presence of multi-layered identities
inter-group tensions and othering
approach to interculturality
presence of victimhood narratives inter-group interactions
The benefits that can be reaped from greater understanding of multi layered identity, are many. Socially, the lack of understanding around multi-layered identity is the breeding ground for prejudices and stereotypes. Furthermore, Spain is currently in the midst of the Catalonian pledge for independence, which in itself requires an understanding of multi-layered identities on all sides of the argument in order to avoid clashes as a result of hegemonic identity beliefs. In this respect, the group that will benefit the most from the 1000Layers project are young individuals who themselves have multi layered cultural identities, or whose friends/family/colleagues/acquaintances have multicultural identities. For instance, a young woman born in Barcelona to Pakistani parents: her identity layers (Pakistan /Spain / Catalan) play an equally important part in their life, yet she is seen as a foreigner by mainstream society. This inevitably hinges her between two cultures that have been antagonized in the media. Unfortunately the adult guides she has around –such as teachers, Youth workers etc. – lack the necessary tools to provide adequate guidance in order to help them accept and embrace all three cultures equally.
This lack of training and tools can bring a lot of suffering to young people:
They feel misunderstood and isolated (believing this happens only to them and no one else)
They search for help in their peers
They tend to polarize either in one identity or the other, going to extreme situations
They over-identify with victimhood
Helping young people to understand, embrace and work on their multi-layered identity empowers them to go beyond victimhood.
Inter-group tensions and othering
There are conflicts from the practice of othering. As said previously, the Spanish-Catalonian conflict has taken a toll on local unity, polarizing the region in two groups. Many individuals are caught in between, identifying both as Spanish as well as Catalan, or Spanish, Catalan and other. Mass media has played an important part in accentuating otherness by pointing out contrasting aspects between each side (other cultures, other countries, other religions, …)

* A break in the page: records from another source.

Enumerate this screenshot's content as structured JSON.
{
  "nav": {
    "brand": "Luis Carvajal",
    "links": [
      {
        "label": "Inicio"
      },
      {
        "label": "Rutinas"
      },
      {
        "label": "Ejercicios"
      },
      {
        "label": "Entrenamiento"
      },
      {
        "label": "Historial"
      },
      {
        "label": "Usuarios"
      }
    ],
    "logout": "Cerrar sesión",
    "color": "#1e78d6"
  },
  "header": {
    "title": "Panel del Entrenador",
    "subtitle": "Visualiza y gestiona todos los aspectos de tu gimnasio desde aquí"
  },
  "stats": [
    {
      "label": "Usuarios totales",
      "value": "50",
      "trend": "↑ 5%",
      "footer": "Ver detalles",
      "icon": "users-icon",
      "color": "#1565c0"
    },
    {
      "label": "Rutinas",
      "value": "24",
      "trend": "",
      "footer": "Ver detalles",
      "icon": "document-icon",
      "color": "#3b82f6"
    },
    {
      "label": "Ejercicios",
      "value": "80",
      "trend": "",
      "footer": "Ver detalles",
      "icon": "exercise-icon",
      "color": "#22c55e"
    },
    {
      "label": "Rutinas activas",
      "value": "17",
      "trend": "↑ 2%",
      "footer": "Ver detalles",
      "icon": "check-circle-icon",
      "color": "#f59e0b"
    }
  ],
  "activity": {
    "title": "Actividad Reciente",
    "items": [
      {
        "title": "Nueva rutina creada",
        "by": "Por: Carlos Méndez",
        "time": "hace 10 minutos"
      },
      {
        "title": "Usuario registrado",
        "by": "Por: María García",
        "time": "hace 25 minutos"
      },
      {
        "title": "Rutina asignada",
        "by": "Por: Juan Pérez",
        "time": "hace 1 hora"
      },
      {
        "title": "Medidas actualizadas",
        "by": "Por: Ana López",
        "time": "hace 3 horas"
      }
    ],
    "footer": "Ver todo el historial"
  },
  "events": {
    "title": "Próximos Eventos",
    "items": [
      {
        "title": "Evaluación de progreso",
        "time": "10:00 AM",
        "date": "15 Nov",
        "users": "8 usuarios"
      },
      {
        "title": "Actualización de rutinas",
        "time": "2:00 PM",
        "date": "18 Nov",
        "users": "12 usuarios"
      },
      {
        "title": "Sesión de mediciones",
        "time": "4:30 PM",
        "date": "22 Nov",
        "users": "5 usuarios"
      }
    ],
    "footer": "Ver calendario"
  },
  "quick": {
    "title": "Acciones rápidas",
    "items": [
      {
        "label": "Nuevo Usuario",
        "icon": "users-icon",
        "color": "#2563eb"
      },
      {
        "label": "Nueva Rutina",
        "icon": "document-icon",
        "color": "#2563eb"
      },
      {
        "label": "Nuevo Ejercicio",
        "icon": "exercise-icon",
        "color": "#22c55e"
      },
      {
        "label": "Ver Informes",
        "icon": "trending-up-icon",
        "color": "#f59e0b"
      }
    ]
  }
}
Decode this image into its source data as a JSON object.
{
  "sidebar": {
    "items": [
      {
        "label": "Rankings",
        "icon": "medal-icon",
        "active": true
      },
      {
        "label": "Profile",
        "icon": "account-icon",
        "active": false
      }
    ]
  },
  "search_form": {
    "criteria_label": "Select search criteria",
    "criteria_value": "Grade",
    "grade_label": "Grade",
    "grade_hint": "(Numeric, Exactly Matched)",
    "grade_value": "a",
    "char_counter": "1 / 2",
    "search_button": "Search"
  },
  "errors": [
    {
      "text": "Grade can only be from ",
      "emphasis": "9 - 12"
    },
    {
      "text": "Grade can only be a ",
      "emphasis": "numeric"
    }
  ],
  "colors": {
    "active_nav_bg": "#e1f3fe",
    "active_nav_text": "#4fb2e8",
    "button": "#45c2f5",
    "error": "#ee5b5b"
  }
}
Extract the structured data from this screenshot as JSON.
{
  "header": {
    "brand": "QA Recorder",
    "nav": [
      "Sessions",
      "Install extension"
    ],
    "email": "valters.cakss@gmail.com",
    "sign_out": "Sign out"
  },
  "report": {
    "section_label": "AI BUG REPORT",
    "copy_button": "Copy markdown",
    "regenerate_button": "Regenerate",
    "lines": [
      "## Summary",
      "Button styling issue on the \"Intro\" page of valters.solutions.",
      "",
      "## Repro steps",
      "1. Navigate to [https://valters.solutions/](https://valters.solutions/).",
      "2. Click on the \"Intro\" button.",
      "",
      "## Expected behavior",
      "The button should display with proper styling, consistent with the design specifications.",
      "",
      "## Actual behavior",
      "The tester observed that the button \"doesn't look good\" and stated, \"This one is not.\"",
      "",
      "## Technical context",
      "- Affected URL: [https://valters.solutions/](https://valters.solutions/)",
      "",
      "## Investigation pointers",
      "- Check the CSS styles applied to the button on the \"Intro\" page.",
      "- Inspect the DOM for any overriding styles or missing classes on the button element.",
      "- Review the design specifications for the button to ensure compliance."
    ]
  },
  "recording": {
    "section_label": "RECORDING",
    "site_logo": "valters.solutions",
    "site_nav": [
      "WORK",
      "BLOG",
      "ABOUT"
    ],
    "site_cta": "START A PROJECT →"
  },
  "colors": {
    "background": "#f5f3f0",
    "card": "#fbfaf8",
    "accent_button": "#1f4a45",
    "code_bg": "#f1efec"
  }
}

Policymakers tend to promote positive interactions between groups in order to reduce the in-humanization process, yet there is an intrinsic political need to polarize society. Some unification tactics have had a positive effect, however there remains a need for a strategic, long-term approach with which to combat the wide-spread effects of othering.
Approach to interculturality
Interculturality is acknowledged and addressed in public policy-making at the moment, with numerous programs aimed to foster it. Despite this, the concept struggles when introduced beyond theory, for example in schools, where there is still a need for broader cultural changes that include multiculturalism and interculturality.
Victims are perceived as someone to have compassion for, someone who is faced with adversity in the system without just cause. Throughout our work, we encounter groups and individuals who self-identify as victims, particularly Roma groups. However we also come across groups of people who, despite having the system on their side, i.e. having their citizenship, social aid, etc. perceive themselves as victims of the influx of foreigners taking their jobs. This also happens throughout society in other sub-groups who self-identify as victims of ongoing social processes.
There are many informal contact instances, with little to no awareness around victimhood. People from mainstream groups tend to minimize the effect of belonging to a minority group in the aim not be uncomfortable, trying to reduce the effect of the prejudice, but in doing so people’s identity is simplified into a mass appeal.